Working data

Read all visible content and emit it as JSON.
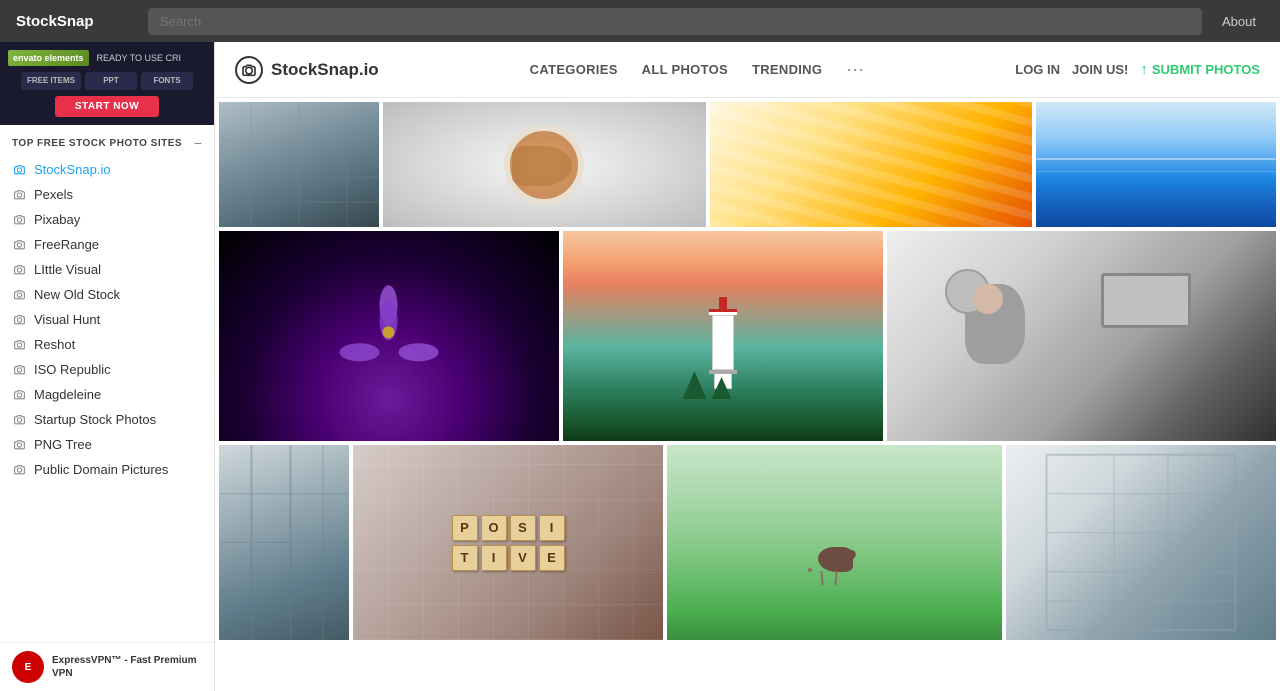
{
  "browser": {
    "title": "StockSnap",
    "search_placeholder": "Search",
    "about_label": "About"
  },
  "ad": {
    "logo": "envato elements",
    "tagline": "READY TO USE CRI",
    "items": [
      {
        "label": "FREE ITEMS",
        "sub": ""
      },
      {
        "label": "PPT",
        "sub": ""
      },
      {
        "label": "FONTS",
        "sub": ""
      }
    ],
    "cta": "START NOW"
  },
  "sidebar": {
    "section_title": "TOP FREE STOCK PHOTO SITES",
    "collapse_icon": "−",
    "items": [
      {
        "label": "StockSnap.io",
        "active": true
      },
      {
        "label": "Pexels",
        "active": false
      },
      {
        "label": "Pixabay",
        "active": false
      },
      {
        "label": "FreeRange",
        "active": false
      },
      {
        "label": "LIttle Visual",
        "active": false
      },
      {
        "label": "New Old Stock",
        "active": false
      },
      {
        "label": "Visual Hunt",
        "active": false
      },
      {
        "label": "Reshot",
        "active": false
      },
      {
        "label": "ISO Republic",
        "active": false
      },
      {
        "label": "Magdeleine",
        "active": false
      },
      {
        "label": "Startup Stock Photos",
        "active": false
      },
      {
        "label": "PNG Tree",
        "active": false
      },
      {
        "label": "Public Domain Pictures",
        "active": false
      }
    ],
    "bottom_ad": {
      "icon_text": "E",
      "title": "ExpressVPN™ - Fast Premium VPN"
    }
  },
  "header": {
    "logo_text": "StockSnap.io",
    "nav": [
      {
        "label": "CATEGORIES"
      },
      {
        "label": "ALL PHOTOS"
      },
      {
        "label": "TRENDING"
      },
      {
        "label": "···"
      }
    ],
    "login": "LOG IN",
    "join": "JOIN US!",
    "submit": "SUBMIT PHOTOS",
    "submit_icon": "↑"
  },
  "photos": {
    "row1": [
      {
        "id": "building1",
        "class": "photo-building1",
        "alt": "Building exterior"
      },
      {
        "id": "food",
        "class": "photo-food",
        "alt": "Food dish"
      },
      {
        "id": "pencils",
        "class": "photo-pencils",
        "alt": "Pencils close up"
      },
      {
        "id": "ocean",
        "class": "photo-ocean",
        "alt": "Ocean view"
      }
    ],
    "row2": [
      {
        "id": "flower",
        "class": "photo-flower",
        "alt": "Purple flower close up"
      },
      {
        "id": "lighthouse",
        "class": "photo-lighthouse",
        "alt": "Lighthouse by the sea"
      },
      {
        "id": "man-laptop",
        "class": "photo-man-laptop",
        "alt": "Man with laptop"
      }
    ],
    "row3": [
      {
        "id": "building2",
        "class": "photo-building2",
        "alt": "Building architecture"
      },
      {
        "id": "scrabble",
        "class": "photo-scrabble",
        "alt": "Scrabble tiles spelling POSITIVE"
      },
      {
        "id": "bird",
        "class": "photo-bird",
        "alt": "Bird in grass"
      },
      {
        "id": "building3",
        "class": "photo-building3",
        "alt": "Modern building"
      }
    ]
  },
  "scrabble_word": [
    "P",
    "O",
    "S",
    "I",
    "T",
    "I",
    "V",
    "E"
  ]
}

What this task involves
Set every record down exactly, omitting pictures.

Response to the task
Read all visible content and emit it as JSON.
{
  "browser": {
    "title": "StockSnap",
    "search_placeholder": "Search",
    "about_label": "About"
  },
  "ad": {
    "logo": "envato elements",
    "tagline": "READY TO USE CRI",
    "items": [
      {
        "label": "FREE ITEMS",
        "sub": ""
      },
      {
        "label": "PPT",
        "sub": ""
      },
      {
        "label": "FONTS",
        "sub": ""
      }
    ],
    "cta": "START NOW"
  },
  "sidebar": {
    "section_title": "TOP FREE STOCK PHOTO SITES",
    "collapse_icon": "−",
    "items": [
      {
        "label": "StockSnap.io",
        "active": true
      },
      {
        "label": "Pexels",
        "active": false
      },
      {
        "label": "Pixabay",
        "active": false
      },
      {
        "label": "FreeRange",
        "active": false
      },
      {
        "label": "LIttle Visual",
        "active": false
      },
      {
        "label": "New Old Stock",
        "active": false
      },
      {
        "label": "Visual Hunt",
        "active": false
      },
      {
        "label": "Reshot",
        "active": false
      },
      {
        "label": "ISO Republic",
        "active": false
      },
      {
        "label": "Magdeleine",
        "active": false
      },
      {
        "label": "Startup Stock Photos",
        "active": false
      },
      {
        "label": "PNG Tree",
        "active": false
      },
      {
        "label": "Public Domain Pictures",
        "active": false
      }
    ],
    "bottom_ad": {
      "icon_text": "E",
      "title": "ExpressVPN™ - Fast Premium VPN"
    }
  },
  "header": {
    "logo_text": "StockSnap.io",
    "nav": [
      {
        "label": "CATEGORIES"
      },
      {
        "label": "ALL PHOTOS"
      },
      {
        "label": "TRENDING"
      },
      {
        "label": "···"
      }
    ],
    "login": "LOG IN",
    "join": "JOIN US!",
    "submit": "SUBMIT PHOTOS",
    "submit_icon": "↑"
  },
  "photos": {
    "row1": [
      {
        "id": "building1",
        "class": "photo-building1",
        "alt": "Building exterior"
      },
      {
        "id": "food",
        "class": "photo-food",
        "alt": "Food dish"
      },
      {
        "id": "pencils",
        "class": "photo-pencils",
        "alt": "Pencils close up"
      },
      {
        "id": "ocean",
        "class": "photo-ocean",
        "alt": "Ocean view"
      }
    ],
    "row2": [
      {
        "id": "flower",
        "class": "photo-flower",
        "alt": "Purple flower close up"
      },
      {
        "id": "lighthouse",
        "class": "photo-lighthouse",
        "alt": "Lighthouse by the sea"
      },
      {
        "id": "man-laptop",
        "class": "photo-man-laptop",
        "alt": "Man with laptop"
      }
    ],
    "row3": [
      {
        "id": "building2",
        "class": "photo-building2",
        "alt": "Building architecture"
      },
      {
        "id": "scrabble",
        "class": "photo-scrabble",
        "alt": "Scrabble tiles spelling POSITIVE"
      },
      {
        "id": "bird",
        "class": "photo-bird",
        "alt": "Bird in grass"
      },
      {
        "id": "building3",
        "class": "photo-building3",
        "alt": "Modern building"
      }
    ]
  },
  "scrabble_word": [
    "P",
    "O",
    "S",
    "I",
    "T",
    "I",
    "V",
    "E"
  ]
}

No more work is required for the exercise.